Today, the DuSable Museum of African American History is located in Washington Park on the south side of Chicago and is one of the few independent institutions of its kind in America.
DuSable Museum is named for Jean Baptiste Point DuSable (d. 1818), a Haitian of African and French descent who is widely regarded as the "founder of Chicago." During the 1960s, the perceived omission of black history and culture in the education system prompted Dr. Burroughs and other leading Chicago citizens to create an institution to fill this important role and preserve and interpret the experiences and achievements of people of African descent. Throughout the decade, DuSable Museum not only filled the void, but also became a large part of black social activism, hosting political fundraisers, festivals and community events.

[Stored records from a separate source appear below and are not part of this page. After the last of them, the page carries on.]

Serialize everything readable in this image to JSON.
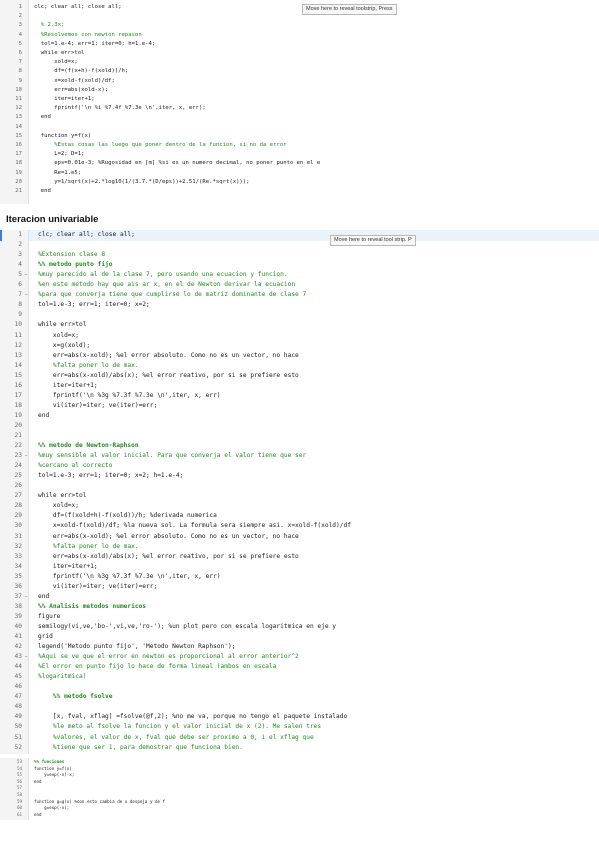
{
  "section_title": "Iteracion univariable",
  "tooltip_top": "Move here to reveal toolstrip, Press",
  "tooltip_mid": "Move here to reveal tool strip. P",
  "panel_top": [
    {
      "n": "1",
      "f": "",
      "t": "clc; clear all; close all;",
      "k": "code"
    },
    {
      "n": "2",
      "f": "",
      "t": "",
      "k": "code"
    },
    {
      "n": "3",
      "f": "",
      "t": "  % 2.3x;",
      "k": "cm"
    },
    {
      "n": "4",
      "f": "",
      "t": "  %Resolvemos con newton repason",
      "k": "cm"
    },
    {
      "n": "5",
      "f": "",
      "t": "  tol=1.e-4; err=1; iter=0; h=1.e-4;",
      "k": "code"
    },
    {
      "n": "6",
      "f": "",
      "t": "  while err>tol",
      "k": "code"
    },
    {
      "n": "7",
      "f": "",
      "t": "      xold=x;",
      "k": "code"
    },
    {
      "n": "8",
      "f": "",
      "t": "      df=(f(x+h)-f(xold))/h;",
      "k": "code"
    },
    {
      "n": "9",
      "f": "",
      "t": "      x=xold-f(xold)/df;",
      "k": "code"
    },
    {
      "n": "10",
      "f": "",
      "t": "      err=abs(xold-x);",
      "k": "code"
    },
    {
      "n": "11",
      "f": "",
      "t": "      iter=iter+1;",
      "k": "code"
    },
    {
      "n": "12",
      "f": "",
      "t": "      fprintf('\\n %i %7.4f %7.3e \\n',iter, x, err);",
      "k": "code"
    },
    {
      "n": "13",
      "f": "",
      "t": "  end",
      "k": "code"
    },
    {
      "n": "14",
      "f": "",
      "t": "",
      "k": "code"
    },
    {
      "n": "15",
      "f": "",
      "t": "  function y=f(x)",
      "k": "code"
    },
    {
      "n": "16",
      "f": "",
      "t": "      %Estas cosas las luego que poner dentro de la funcion, si no da error",
      "k": "cm"
    },
    {
      "n": "17",
      "f": "",
      "t": "      L=2; D=1;",
      "k": "code"
    },
    {
      "n": "18",
      "f": "",
      "t": "      eps=0.01e-3; %Rugosidad en [m] %si es un numero decimal, no poner punto en el e",
      "k": "code"
    },
    {
      "n": "19",
      "f": "",
      "t": "      Re=1.e5;",
      "k": "code"
    },
    {
      "n": "20",
      "f": "",
      "t": "      y=1/sqrt(x)+2.*log10(1/(3.7.*(D/eps))+2.51/(Re.*sqrt(x)));",
      "k": "code"
    },
    {
      "n": "21",
      "f": "",
      "t": "  end",
      "k": "code"
    }
  ],
  "panel_main": [
    {
      "n": "1",
      "f": "",
      "t": "clc; clear all; close all;",
      "k": "code"
    },
    {
      "n": "2",
      "f": "",
      "t": "",
      "k": "code"
    },
    {
      "n": "3",
      "f": "",
      "t": "%Extension clase 8",
      "k": "cm"
    },
    {
      "n": "4",
      "f": "",
      "t": "%% metodo punto fijo",
      "k": "sec"
    },
    {
      "n": "5",
      "f": "−",
      "t": "%muy parecido al de la clase 7, pero usando una ecuacion y funcion.",
      "k": "cm"
    },
    {
      "n": "6",
      "f": "",
      "t": "%en este metodo hay que ais ar x, en el de Newton derivar la ecuacion",
      "k": "cm"
    },
    {
      "n": "7",
      "f": "−",
      "t": "%para que converja tiene que cumplirse lo de matriz dominante de clase 7",
      "k": "cm"
    },
    {
      "n": "8",
      "f": "",
      "t": "tol=1.e-3; err=1; iter=0; x=2;",
      "k": "code"
    },
    {
      "n": "9",
      "f": "",
      "t": "",
      "k": "code"
    },
    {
      "n": "10",
      "f": "",
      "t": "while err>tol",
      "k": "code"
    },
    {
      "n": "11",
      "f": "",
      "t": "    xold=x;",
      "k": "code"
    },
    {
      "n": "12",
      "f": "",
      "t": "    x=g(xold);",
      "k": "code"
    },
    {
      "n": "13",
      "f": "",
      "t": "    err=abs(x-xold); %el error absoluto. Como no es un vector, no hace",
      "k": "code"
    },
    {
      "n": "14",
      "f": "",
      "t": "    %falta poner lo de max.",
      "k": "cm"
    },
    {
      "n": "15",
      "f": "",
      "t": "    err=abs(x-xold)/abs(x); %el error reativo, por si se prefiere esto",
      "k": "code"
    },
    {
      "n": "16",
      "f": "",
      "t": "    iter=iter+1;",
      "k": "code"
    },
    {
      "n": "17",
      "f": "",
      "t": "    fprintf('\\n %3g %7.3f %7.3e \\n',iter, x, err)",
      "k": "code"
    },
    {
      "n": "18",
      "f": "",
      "t": "    vi(iter)=iter; ve(iter)=err;",
      "k": "code"
    },
    {
      "n": "19",
      "f": "",
      "t": "end",
      "k": "code"
    },
    {
      "n": "20",
      "f": "",
      "t": "",
      "k": "code"
    },
    {
      "n": "21",
      "f": "",
      "t": "",
      "k": "code"
    },
    {
      "n": "22",
      "f": "",
      "t": "%% metodo de Newton-Raphson",
      "k": "sec"
    },
    {
      "n": "23",
      "f": "−",
      "t": "%muy sensible al valor inicial. Para que converja el valor tiene que ser",
      "k": "cm"
    },
    {
      "n": "24",
      "f": "",
      "t": "%cercano al correcto",
      "k": "cm"
    },
    {
      "n": "25",
      "f": "",
      "t": "tol=1.e-3; err=1; iter=0; x=2; h=1.e-4;",
      "k": "code"
    },
    {
      "n": "26",
      "f": "",
      "t": "",
      "k": "code"
    },
    {
      "n": "27",
      "f": "",
      "t": "while err>tol",
      "k": "code"
    },
    {
      "n": "28",
      "f": "",
      "t": "    xold=x;",
      "k": "code"
    },
    {
      "n": "29",
      "f": "",
      "t": "    df=(f(xold+h)-f(xold))/h; %derivada numerica",
      "k": "code"
    },
    {
      "n": "30",
      "f": "",
      "t": "    x=xold-f(xold)/df; %la nueva sol. La formula sera siempre asi. x=xold-f(xold)/df",
      "k": "code"
    },
    {
      "n": "31",
      "f": "",
      "t": "    err=abs(x-xold); %el error absoluto. Como no es un vector, no hace",
      "k": "code"
    },
    {
      "n": "32",
      "f": "",
      "t": "    %falta poner lo de max.",
      "k": "cm"
    },
    {
      "n": "33",
      "f": "",
      "t": "    err=abs(x-xold)/abs(x); %el error reativo, por si se prefiere esto",
      "k": "code"
    },
    {
      "n": "34",
      "f": "",
      "t": "    iter=iter+1;",
      "k": "code"
    },
    {
      "n": "35",
      "f": "",
      "t": "    fprintf('\\n %3g %7.3f %7.3e \\n',iter, x, err)",
      "k": "code"
    },
    {
      "n": "36",
      "f": "",
      "t": "    vi(iter)=iter; ve(iter)=err;",
      "k": "code"
    },
    {
      "n": "37",
      "f": "−",
      "t": "end",
      "k": "code"
    },
    {
      "n": "38",
      "f": "",
      "t": "%% Analisis metodos numericos",
      "k": "sec"
    },
    {
      "n": "39",
      "f": "",
      "t": "figure",
      "k": "code"
    },
    {
      "n": "40",
      "f": "",
      "t": "semilogy(vi,ve,'bo-',vi,ve,'ro-'); %un plot pero con escala logaritmica en eje y",
      "k": "code"
    },
    {
      "n": "41",
      "f": "",
      "t": "grid",
      "k": "code"
    },
    {
      "n": "42",
      "f": "",
      "t": "legend('Metodo punto fijo', 'Metodo Newton Raphson');",
      "k": "code"
    },
    {
      "n": "43",
      "f": "−",
      "t": "%Aqui se ve que el error en newton es proporcional al error anterior^2",
      "k": "cm"
    },
    {
      "n": "44",
      "f": "",
      "t": "%El error en punto fijo lo hace de forma lineal (ambos en escala",
      "k": "cm"
    },
    {
      "n": "45",
      "f": "",
      "t": "%logaritmica)",
      "k": "cm"
    },
    {
      "n": "46",
      "f": "",
      "t": "",
      "k": "code"
    },
    {
      "n": "47",
      "f": "",
      "t": "    %% metodo fsolve",
      "k": "sec"
    },
    {
      "n": "48",
      "f": "",
      "t": "",
      "k": "code"
    },
    {
      "n": "49",
      "f": "",
      "t": "    [x, fval, xflag] =fsolve(@f,2); %no me va, porque no tengo el paquete instalado",
      "k": "code"
    },
    {
      "n": "50",
      "f": "",
      "t": "    %le meto al fsolve la funcion y el valor inicial de x (2). Me salen tres",
      "k": "cm"
    },
    {
      "n": "51",
      "f": "",
      "t": "    %valores, el valor de x, fval que debe ser proximo a 0, i el xflag que",
      "k": "cm"
    },
    {
      "n": "52",
      "f": "",
      "t": "    %tiene que ser 1, para demostrar que funciona bien.",
      "k": "cm"
    }
  ],
  "panel_bottom": [
    {
      "n": "53",
      "f": "",
      "t": "%% funciones",
      "k": "sec"
    },
    {
      "n": "54",
      "f": "",
      "t": "function y=f(x)",
      "k": "code"
    },
    {
      "n": "55",
      "f": "",
      "t": "    y=exp(-x)-x;",
      "k": "code"
    },
    {
      "n": "56",
      "f": "",
      "t": "end",
      "k": "code"
    },
    {
      "n": "57",
      "f": "",
      "t": "",
      "k": "code"
    },
    {
      "n": "58",
      "f": "",
      "t": "",
      "k": "code"
    },
    {
      "n": "59",
      "f": "",
      "t": "function g=g(x) %con esto cambia de x despeja y de f",
      "k": "code"
    },
    {
      "n": "60",
      "f": "",
      "t": "    g=exp(-x);",
      "k": "code"
    },
    {
      "n": "61",
      "f": "",
      "t": "end",
      "k": "code"
    }
  ]
}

DuSable Museum's diverse holdings include more than 15,000 pieces, from paintings and print works to sculptures and historical memorabilia. Be inspired and gain a greater appreciation of the achievements, contributions, and experiences of African Americans through the many programs and events offered year round.
So what will you come across at DuSable Museum? A lot.

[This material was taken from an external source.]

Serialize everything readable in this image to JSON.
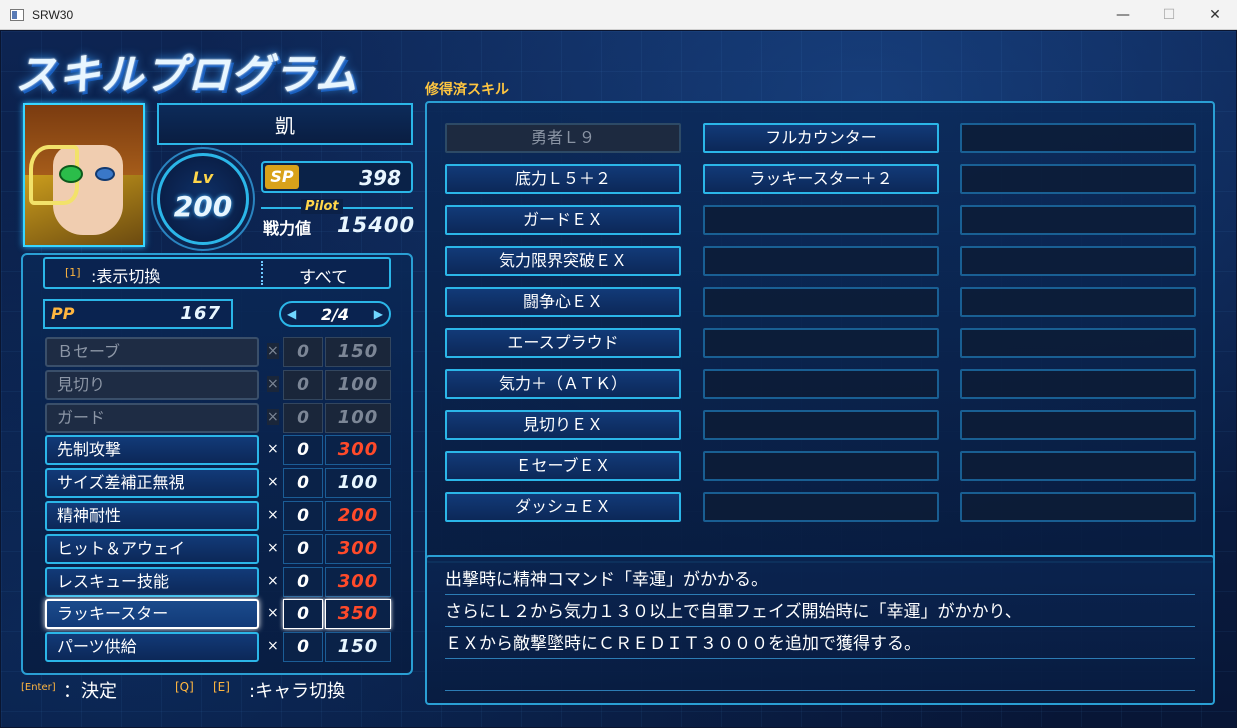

Magnificent new sculptures grace the lawns outside of the museum and greet you as you enter. The Shona are one of the largest tribes in Zimbabwe and produce these unique realistic and abstract sculptures from stone quarried in areas near where the work is created. Crafting the work by hand, the artist frees the spirit from the stone as he chips away to reveal the masterpiece within.
As you enter the front lobby through Founders Hall, marvel at the contemporary mosaics of DuSable Museum's founders, DuSable himself and Chicago's first African-American mayor Harold Washington, all created by Chicago artist Thomas Miller.
Journey through 400 years of African American history as you pass the Freedom Now Mural, a substantial 9 x 8 foot bas-relief carving that beautifully illustrates such notable figures as Frederick Douglass, W.E.B. DuBois, and Mary Mcleod Bethune, and historic events such as the 1831 Nat Turner led slave revolt and the "Little Rock Nine" school integration.
Housed in the Main Gallery, the feature exhibit Red, White, Blue & Black: A History of Blacks in the Armed Services highlights the robust collection of military items from the DuSable Museum's permanent collection. Explore more than 100 artifacts, objects, images and documents beginning with the Revolutionary War through the Vietnam War.
Continue your cultural exploration with additional permanent offerings at DuSable Museum that include:
- Africa Speaks, a 35-year-old exhibit that showcases the diverse people, cultures and countries in Africa, while illustrating the link that African Americans have to their ancestral legacy beyond the institution of slavery